Notice that you are including the log file for the application. This is key, because you don’t want to blindly block packets with PktFilter, you want to be able to monitor packets so you can get a better feel for what is going on.
Now that you have the service running you need to know the mapping that is used for the interface on the machine. This is determined by issuing the following command:
C:Program FilesPktFilterpktctl pktctl -I
The above command will display something similar to:
eth0: <SiS 900 PCI Fast Ethernet Adapter>: 192.168.1.102
So now you know that the networking interface you will want to configure is attached to eth0.
Writing rules for PktFilter is tantamount to having a secure system. The rules for PktFilter aren’t that difficult to write (fortunately). By default PktFilter is set up to block all traffic. You can see this near the top of the rules.txt file here:
# default behavior = deny everything
block in on eth0 allblock out on eth0 all
You see two rules above.

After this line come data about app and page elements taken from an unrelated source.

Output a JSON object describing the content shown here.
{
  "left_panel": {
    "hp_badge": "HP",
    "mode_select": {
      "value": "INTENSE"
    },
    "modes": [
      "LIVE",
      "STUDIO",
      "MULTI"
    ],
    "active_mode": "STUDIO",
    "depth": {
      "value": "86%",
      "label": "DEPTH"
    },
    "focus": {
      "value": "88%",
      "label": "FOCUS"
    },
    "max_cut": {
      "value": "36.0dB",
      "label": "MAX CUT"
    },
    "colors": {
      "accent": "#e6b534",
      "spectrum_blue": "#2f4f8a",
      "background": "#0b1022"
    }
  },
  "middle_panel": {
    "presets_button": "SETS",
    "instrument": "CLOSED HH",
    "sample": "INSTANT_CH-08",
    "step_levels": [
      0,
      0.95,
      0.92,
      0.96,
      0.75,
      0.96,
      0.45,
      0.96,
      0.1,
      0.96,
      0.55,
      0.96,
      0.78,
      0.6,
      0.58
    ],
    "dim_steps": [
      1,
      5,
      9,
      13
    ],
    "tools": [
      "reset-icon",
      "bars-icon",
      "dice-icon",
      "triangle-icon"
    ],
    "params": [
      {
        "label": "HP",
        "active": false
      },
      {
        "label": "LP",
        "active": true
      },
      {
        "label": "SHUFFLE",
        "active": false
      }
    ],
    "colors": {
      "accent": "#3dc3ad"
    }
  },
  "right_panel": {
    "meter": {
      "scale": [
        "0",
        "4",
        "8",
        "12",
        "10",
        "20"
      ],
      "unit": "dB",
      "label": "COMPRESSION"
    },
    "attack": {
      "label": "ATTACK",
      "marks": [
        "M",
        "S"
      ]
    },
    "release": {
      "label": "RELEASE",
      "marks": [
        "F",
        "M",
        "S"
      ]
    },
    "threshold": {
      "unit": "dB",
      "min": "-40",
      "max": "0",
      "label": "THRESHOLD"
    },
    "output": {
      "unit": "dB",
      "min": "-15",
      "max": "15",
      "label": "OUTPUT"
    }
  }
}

Each rule has specific keywords. PktFilter acknowledges a number of specific keywords (see the included PktFilter.pdf file in the PktFilter package for a complete list). The keywords in the above two rules are: block, in, out, and eth0. Let’s say you wanted to allow all outgoing traffic. You could change the above “out” rule to:
pass out on eth0 all

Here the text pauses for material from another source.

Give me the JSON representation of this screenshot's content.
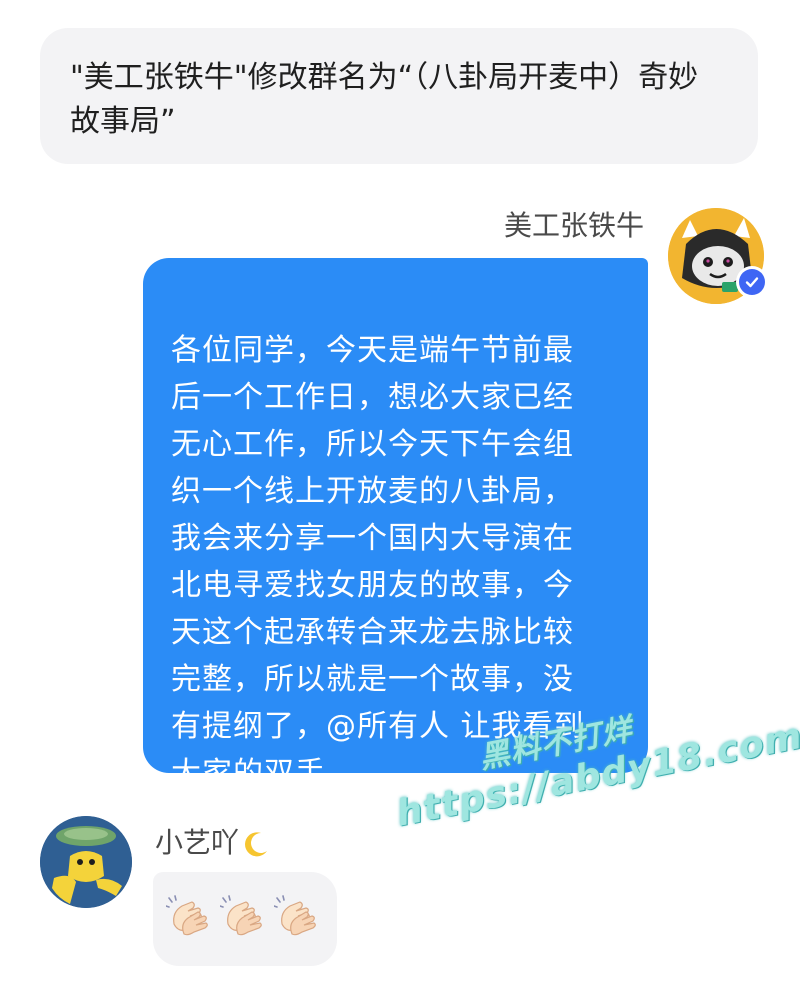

Or let’s say you wanted to get specific and allow an external machine access to your machine’s ftp server. To do this, you would include a rule like:
pass in on eth0 from EXTERNAL.IP.ADDRESS port 20 pass in on eth0 from EXTERNAL.IP.ADDRESS port 21
Where EXTERNAL.IP.ADDRESS is the actual external IP address that needs to pass through.
Or say you want to allow that same external machine access to all ports 1024 and under. To do this, you would enter the following in the rules.txt file:
pass in on etho0 from EXTERNAL.IP.ADDRESS port <= 1024
You might need to allow DNS resolution to a nameserver. To so, you would enter something like:
pass out on eth0 proto udp from PC.GATEWAY.ADDRESS port > 1023 to DNS.NAMESERVER.ADDRESS port = 53 pass in on eth0 proto udp from DNS.NAMESERVER.ADDRESS port=53 to PC.GATEWAY.ADDRESS port > 1023
Where PC.GATEWAY.ADDRESS is the address of the gateway the PC is using (if a gateway is not used you can use the actual address of the PC used) and where DNS.NAMESERVER.ADDRESS is the actual address of the DNS nameserver.
Obviously these are some very basic rules, but they highlight the flexibility of the application. Naturally your network needs and configuration will dictate to you the depth of configuration for your rules.txt file.
Make it stick
Once you have your rules in place, you will want to rerun the application to use your newly configure rule set. Once you have PktFilter running with your new rules (and all tests out), you will want to make sure every time your machine is rebooted it starts with the same rule set. To make sure the application restarts with any reboot, you will need to do the following:
- Start Service Manager and look for startup type PktFilter (Stateless Packet Filtering).
- Show the properties for PktFilter and set it to automatic start.
PktFilter fills a void that is sorely needed within Windows: a command-line, open source, packet filtering tool that is highly configurable, simple to use, and reliable. Any network administrator would be remiss not having PktFilter in his or her arsenal of tools in the constant fight for network security.